BALTIMORE -- Chris Davis' Eutaw Street blast epitomized Jeremy Hellickson's frustrations on Wednesday night.
The Orioles slugger clubbed his 46th homer of the season on Hellickson's first pitch of the fifth inning. Once the ball landed, Davis staked his claim to the 74th round-tripper to land on the street that runs parallel to Camden Yards' right-field wall.
Hellickson pitched to two more hitters before getting the early hook with the Rays trailing, 4-2. The lead stood, giving the Orioles the final game of the three-game series.
"When we left to come up here, we would have signed up for [winning two out of three] any day of the week," manager Joe Maddon said. "But once you win the first two, you definitely want to win all three. You get greedy."
The Rays (72-53) saw their three-game winning streak snapped, and they also saw their share of first place in the American League East evaporate before 24 hours had passed. The Red Sox reclaimed sole possession of the top spot with a 12-1 win over the Giants on Wednesday afternoon.
Hellickson began his 26th start of the season in the middle of a recent freefall, with the 26-year-old right-hander having gone 0-3 with an 8.00 ERA in his previous four starts. And he struggled from the outset, even though he battled to minimize the damage.
In the first inning, the Orioles loaded the bases with no outs, but Hellickson escaped with just two runs scoring. His encore in the second saw him again bend but not break, as the Orioles could not score with the bases loaded.
Adam Jones hit his 26th home run of the season leading off the third in advance of Davis' fifth-inning clout, which put the Orioles up by two.
"Jones' was a fastball and Davis' was a changeup," said Hellickson, who noted that he missed his location on both pitches. "Davis' was a little higher.
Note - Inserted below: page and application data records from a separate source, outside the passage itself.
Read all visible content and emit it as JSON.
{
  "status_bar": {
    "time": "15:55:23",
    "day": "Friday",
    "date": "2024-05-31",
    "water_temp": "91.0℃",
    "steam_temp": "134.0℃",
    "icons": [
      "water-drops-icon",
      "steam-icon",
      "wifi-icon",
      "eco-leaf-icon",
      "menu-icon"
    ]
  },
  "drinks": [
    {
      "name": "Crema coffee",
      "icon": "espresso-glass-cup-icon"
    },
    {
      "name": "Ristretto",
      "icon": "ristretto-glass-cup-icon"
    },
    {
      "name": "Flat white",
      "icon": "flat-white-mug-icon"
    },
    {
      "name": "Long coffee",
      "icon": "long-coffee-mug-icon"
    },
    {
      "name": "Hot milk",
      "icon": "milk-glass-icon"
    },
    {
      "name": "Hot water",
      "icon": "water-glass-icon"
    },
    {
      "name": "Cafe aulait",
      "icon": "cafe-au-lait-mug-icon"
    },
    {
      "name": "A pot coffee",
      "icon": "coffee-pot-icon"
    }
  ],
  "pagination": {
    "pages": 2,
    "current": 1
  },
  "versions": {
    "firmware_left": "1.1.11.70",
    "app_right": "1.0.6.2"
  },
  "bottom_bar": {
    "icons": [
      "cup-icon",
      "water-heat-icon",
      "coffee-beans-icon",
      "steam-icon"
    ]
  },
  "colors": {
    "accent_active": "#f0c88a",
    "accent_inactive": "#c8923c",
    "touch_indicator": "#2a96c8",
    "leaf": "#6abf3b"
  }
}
They were both right in their zones. Davis was a changeup belt-high, and Jones' was a fastball center cut."
Hellickson allowed four runs on seven hits and three walks in 4 1/3 innings to take the loss. He is now 10-7 on the season with a 5.01 ERA after getting off to a 10-4 start, which was fueled largely by his work from June 2 to July 26, when he went 8-1 with a 3.17 ERA.
"That eight-, nine-game stretch, I think that's me," he said. "I was down in the zone. Throwing strikes. Making them put it in play. I haven't done any of that the last four or five games."
Tampa Bay started a makeshift lineup against Baltimore left-hander Wei-Yin Chen that included Sam Fuld in left, Jason Bourgeois in right and Sean Rodriguez at first base. Other than Bourgeois misplaying a ball in right, which resulted in a Nate McLouth double, the strategy paid off, as Rodriguez and Bourgeois each homered.
But the two home runs were all the Rays got off Chen, who picked up his seventh win of the season with his seven-inning performance.
"He pitched well," Maddon said. "He knows what he's doing. He's a fastball pitcher, he's proud of his fastball. And I love that part about him. And he knows just how to elevate it enough at the right time. … He's got a very good feel for his fastball. And then he dumps that little breaking ball in hitter's counts. ... Primarily, I see him pitch with his fastball very intelligently."
Although the home runs hit by Jones and Davis added up to well over 800 feet, the number that mattered most in the end was 1.75 -- as in seconds. That's how long it took Orioles catcher Matt Wieters to deliver the strike to second base that nailed Kelly Johnson attempting to steal for the final out of the game. Had Johnson been safe, the Rays would have had runners at second and third and a chance to tie the score.
"Did Wieters get the save?" Orioles manager Buck Showalter said. "1.75. That's sick. You can't do that. He's had a few of those. How about the tag by [shortstop J.J.] Hardy? I've got to tell you, he's the best tagger I've ever seen. He does it textbook where he starts in front and goes to the straddle and lets the ball travel. He catches the ball moving toward the runner. Most people catch it moving up. It's impossible for me. Some of you all might be able to do that."
Johnson explained his decision to run by saying that Orioles reliever Tommy Hunter is "very slow to the plate."
"I would always take me to be safe with a guy that's a 1.8, 1.9 [seconds] to home," Johnson said. "Obviously, they made a good throw and a pick and tag. Unfortunately, it looks worse than the odds would be. I felt like I had a great jump. ... I thought I had a great jump. If I don't have a good jump, I can shut it down. I thought all the odds were in my favor."
Bill Chastain is a reporter for MLB.com. This story was not subject to the approval of Major League Baseball or its clubs.